UK and Australia discuss equipment cooperation
Defence Procurement Minister Harriett Baldwin visited Australia this week to meet with counterpart, Christopher Pyne. The intention of the visit was to strengthen bilateral defence equipment cooperation and comes as Australia move closer to a decision on which capability will be selected for their Future Frigate programme. BAE Systems’ bid, based around the Type-26 Anti-Submarine Warfare frigate being built for the Royal Navy, has been shortlisted. Last month, BAE Systems announced that they had awarded contracts with two Australian companies to supply the Type-26 programme, an indication of the depth of collaboration that might be achieved if Australia does opt for the Type-26. To this end, the Minister’s used the opportunity to announce a feasibility study for the fitting of CEA Technologies’ ‘CEAFAR’ radar technology on future British warships, a capability already in-service with the Royal Australian Navy. How such a proposal will fit with the National Shipbuilding Strategy remains to be seen, but MOD will be hoping to drive economies of scale into the UK programme should Australia partner on the programme, while the UK supply chain already engaged on the Royal Navy programme will be hoping to similarly benefit from opportunities to supply Australia.

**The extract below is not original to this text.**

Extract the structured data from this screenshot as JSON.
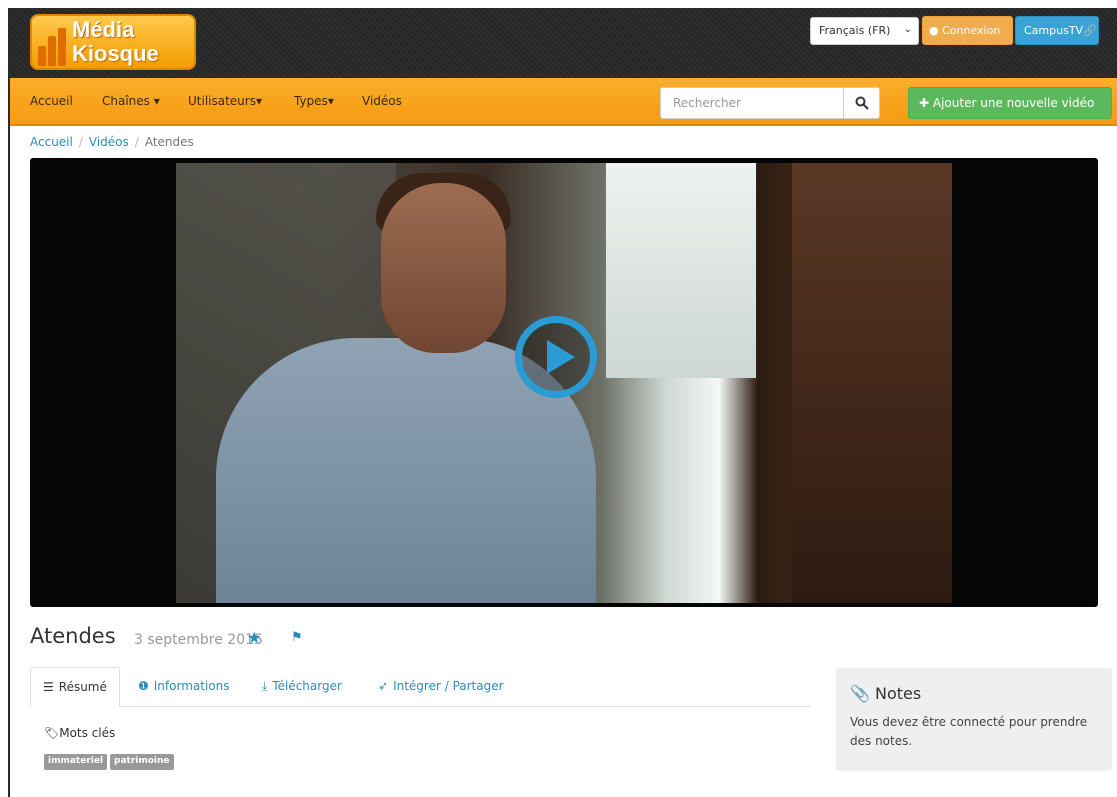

Former military commanders warn that defence is close to breaking
On Tuesday, the Defence Select Committee heard evidence from three recently retired military commanders; Admiral Sir George Zambellas, General Sir Richard Barrons and Air Marshal Sir Baz North. Sticking to what is becoming a familiar theme, all three warned that the UK’s Armed Forces are in danger of falling behind its peers in terms of manpower and capability due to chronic underfunding. General Barrons claimed starkly that the military is ‘broken’ and the Army is ’20 years out of date’. The Defence Select Committee is gathering evidence for its own report on the National Security Capability Review, currently underway in the Cabinet Office and expected to report before the end of the year. The MOD response was only to point out the Defence budget exceeds NATO’s 2% spending target and is the largest in Europe. It remains to be seen how the issued raised by the three former commanders will be addressed in the review, though an early indication could come next week when the Chancellor reveals his Budget on Wednesday.
Extent of Warrior upgrade programme in doubt

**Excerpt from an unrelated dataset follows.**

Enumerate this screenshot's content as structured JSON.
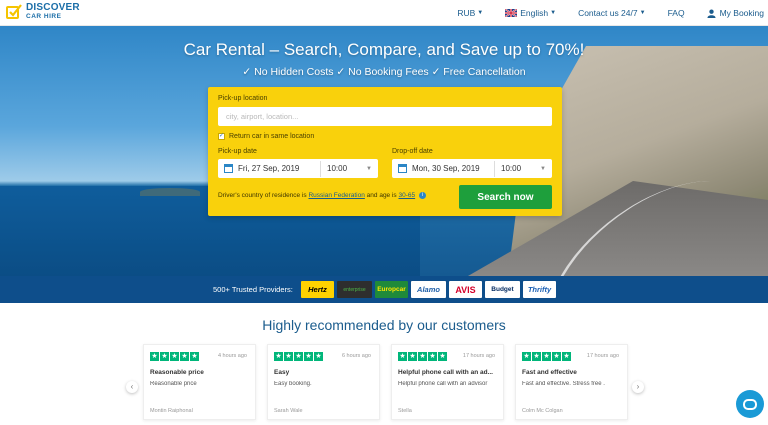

Figures revealed this week by MOD show that at least £381 million has been spent overhauling the Army’s fleet of Warrior infantry fighting vehicles, news that comes amid concerns over potential cuts to the programme. Lockheed Martin UK was hired six years ago to upgrade 380 Warrior vehicles and fit a new gun turret. The upgraded vehicles will form the core fighting capability of two armoured infantry brigades that are rumoured to be earmarked for cuts under the upcoming National Security Capability Review. If, as recently speculated by The Times, one of these brigades is disbanded, then there are fears that the upgrade programme could be dramatically scaled back. While this might have the effect of reducing overall programme expenditure, it would significantly increase the cost per unit. There are also concerns that disbanding the brigade would leave the Army significantly below strength in relation to the force structure envisaged in the 2015 Strategic Defence and Security Review, reinforcing the views put to the Defence Select Committee by Gen Barrons this week.
Asked whether MOD will give consideration to retaining UK aerospace design and manufacturing capability by taking into account supply chains when purchasing new aircraft, the Minister replying made the following statement:
The UK's Defence Aerospace Industry makes to the UK's national security and prosperity.
Through the Future Combat Air Strategy Technology Initiative (FCAS TI), announced as part of the 2015 Strategic Defence and Security Review settlement, we are pursuing a national programme to ensure the UK retains the skills and capabilities necessary to maintain our place as a global leader in this area including in the wider supply chain.
We continue to review the defence industrial landscape, including in the UK aerospace sector to better understand our longer-term requirements and delivery options including the potential for international partnering, industry's appetite to invest, adjacent civil investment and overall affordability. Our review process considers the broader supply chain and will be taken into consideration in future procurement decisions. In addition, the refreshed Defence Industrial Policy will further explain how our investment choices take account of factors contributing to a more dynamic and productive UK economy, in which the UK defence supply chain plays a crucial part.
Asked whether, in their current review of defence options, consideration will be given to placing the costs of the Vanguard class submarine replacement programme outside the defence budget, the MOD replied that it was rightly funded from within its budget. The Department remains on track to deliver this programme within the £31 billion budget, with the first in the Dreadnought class entering service in the 2030s. Allocation of additional funds will be determined based on those activities that are the highest priority.
Asked to which countries MOD is supporting the sale of Typhoon aircraft, MOD replied that the UK Government and the Governments of the Eurofighter Typhoon Partner Nations are working with Eurofighter Partner Companies to maximize the export potential of the Typhoon in the worldwide combat air jet market, looking to build on previous international success. MOD is currently leading engagements with Bahrain, Belgium, Finland, Saudi Arabia, Malaysia and Qatar.
Queen to commission aircraft carrier in three weeks’ time (Ministry of Defence)